SUPPLIED DATA:
# # #
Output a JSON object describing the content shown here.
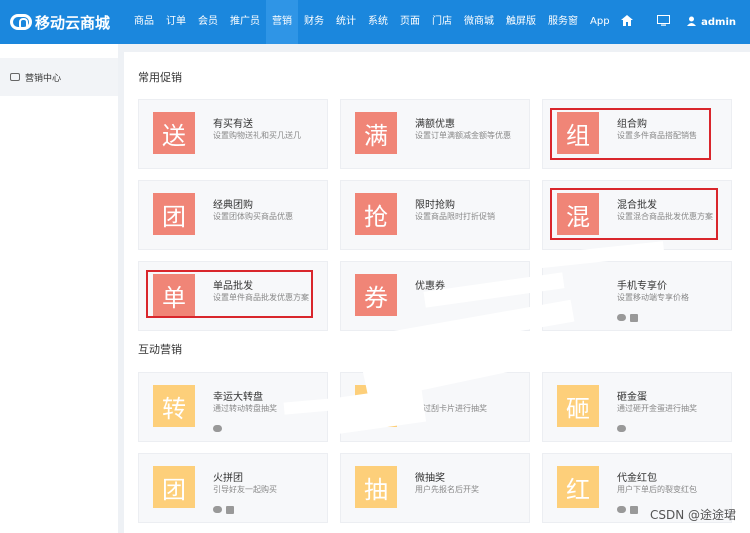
{
  "header": {
    "logo_text": "移动云商城",
    "nav": [
      "商品",
      "订单",
      "会员",
      "推广员",
      "营销",
      "财务",
      "统计",
      "系统",
      "页面",
      "门店",
      "微商城",
      "触屏版",
      "服务窗",
      "App"
    ],
    "active_index": 4,
    "user": "admin"
  },
  "sidebar": {
    "items": [
      {
        "label": "营销中心"
      }
    ]
  },
  "sections": [
    {
      "title": "常用促销",
      "cards": [
        {
          "char": "送",
          "title": "有买有送",
          "desc": "设置购物送礼和买几送几",
          "color": "red"
        },
        {
          "char": "满",
          "title": "满额优惠",
          "desc": "设置订单满额减金额等优惠",
          "color": "red"
        },
        {
          "char": "组",
          "title": "组合购",
          "desc": "设置多件商品搭配销售",
          "color": "red"
        },
        {
          "char": "团",
          "title": "经典团购",
          "desc": "设置团体购买商品优惠",
          "color": "red"
        },
        {
          "char": "抢",
          "title": "限时抢购",
          "desc": "设置商品限时打折促销",
          "color": "red"
        },
        {
          "char": "混",
          "title": "混合批发",
          "desc": "设置混合商品批发优惠方案",
          "color": "red"
        },
        {
          "char": "单",
          "title": "单品批发",
          "desc": "设置单件商品批发优惠方案",
          "color": "red"
        },
        {
          "char": "券",
          "title": "优惠券",
          "desc": "",
          "color": "red"
        },
        {
          "char": "",
          "title": "手机专享价",
          "desc": "设置移动端专享价格",
          "color": "red"
        }
      ]
    },
    {
      "title": "互动营销",
      "cards": [
        {
          "char": "转",
          "title": "幸运大转盘",
          "desc": "通过转动转盘抽奖",
          "color": "yellow"
        },
        {
          "char": "",
          "title": "",
          "desc": "通过刮卡片进行抽奖",
          "color": "yellow"
        },
        {
          "char": "砸",
          "title": "砸金蛋",
          "desc": "通过砸开金蛋进行抽奖",
          "color": "yellow"
        },
        {
          "char": "团",
          "title": "火拼团",
          "desc": "引导好友一起购买",
          "color": "yellow"
        },
        {
          "char": "抽",
          "title": "微抽奖",
          "desc": "用户先报名后开奖",
          "color": "yellow"
        },
        {
          "char": "红",
          "title": "代金红包",
          "desc": "用户下单后的裂变红包",
          "color": "yellow"
        }
      ]
    }
  ],
  "watermark": "CSDN @途途珺"
}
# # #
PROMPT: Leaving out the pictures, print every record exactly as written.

REPLY TO THE EXERCISE:
Output a JSON object describing the content shown here.
{
  "header": {
    "logo_text": "移动云商城",
    "nav": [
      "商品",
      "订单",
      "会员",
      "推广员",
      "营销",
      "财务",
      "统计",
      "系统",
      "页面",
      "门店",
      "微商城",
      "触屏版",
      "服务窗",
      "App"
    ],
    "active_index": 4,
    "user": "admin"
  },
  "sidebar": {
    "items": [
      {
        "label": "营销中心"
      }
    ]
  },
  "sections": [
    {
      "title": "常用促销",
      "cards": [
        {
          "char": "送",
          "title": "有买有送",
          "desc": "设置购物送礼和买几送几",
          "color": "red"
        },
        {
          "char": "满",
          "title": "满额优惠",
          "desc": "设置订单满额减金额等优惠",
          "color": "red"
        },
        {
          "char": "组",
          "title": "组合购",
          "desc": "设置多件商品搭配销售",
          "color": "red"
        },
        {
          "char": "团",
          "title": "经典团购",
          "desc": "设置团体购买商品优惠",
          "color": "red"
        },
        {
          "char": "抢",
          "title": "限时抢购",
          "desc": "设置商品限时打折促销",
          "color": "red"
        },
        {
          "char": "混",
          "title": "混合批发",
          "desc": "设置混合商品批发优惠方案",
          "color": "red"
        },
        {
          "char": "单",
          "title": "单品批发",
          "desc": "设置单件商品批发优惠方案",
          "color": "red"
        },
        {
          "char": "券",
          "title": "优惠券",
          "desc": "",
          "color": "red"
        },
        {
          "char": "",
          "title": "手机专享价",
          "desc": "设置移动端专享价格",
          "color": "red"
        }
      ]
    },
    {
      "title": "互动营销",
      "cards": [
        {
          "char": "转",
          "title": "幸运大转盘",
          "desc": "通过转动转盘抽奖",
          "color": "yellow"
        },
        {
          "char": "",
          "title": "",
          "desc": "通过刮卡片进行抽奖",
          "color": "yellow"
        },
        {
          "char": "砸",
          "title": "砸金蛋",
          "desc": "通过砸开金蛋进行抽奖",
          "color": "yellow"
        },
        {
          "char": "团",
          "title": "火拼团",
          "desc": "引导好友一起购买",
          "color": "yellow"
        },
        {
          "char": "抽",
          "title": "微抽奖",
          "desc": "用户先报名后开奖",
          "color": "yellow"
        },
        {
          "char": "红",
          "title": "代金红包",
          "desc": "用户下单后的裂变红包",
          "color": "yellow"
        }
      ]
    }
  ],
  "watermark": "CSDN @途途珺"
}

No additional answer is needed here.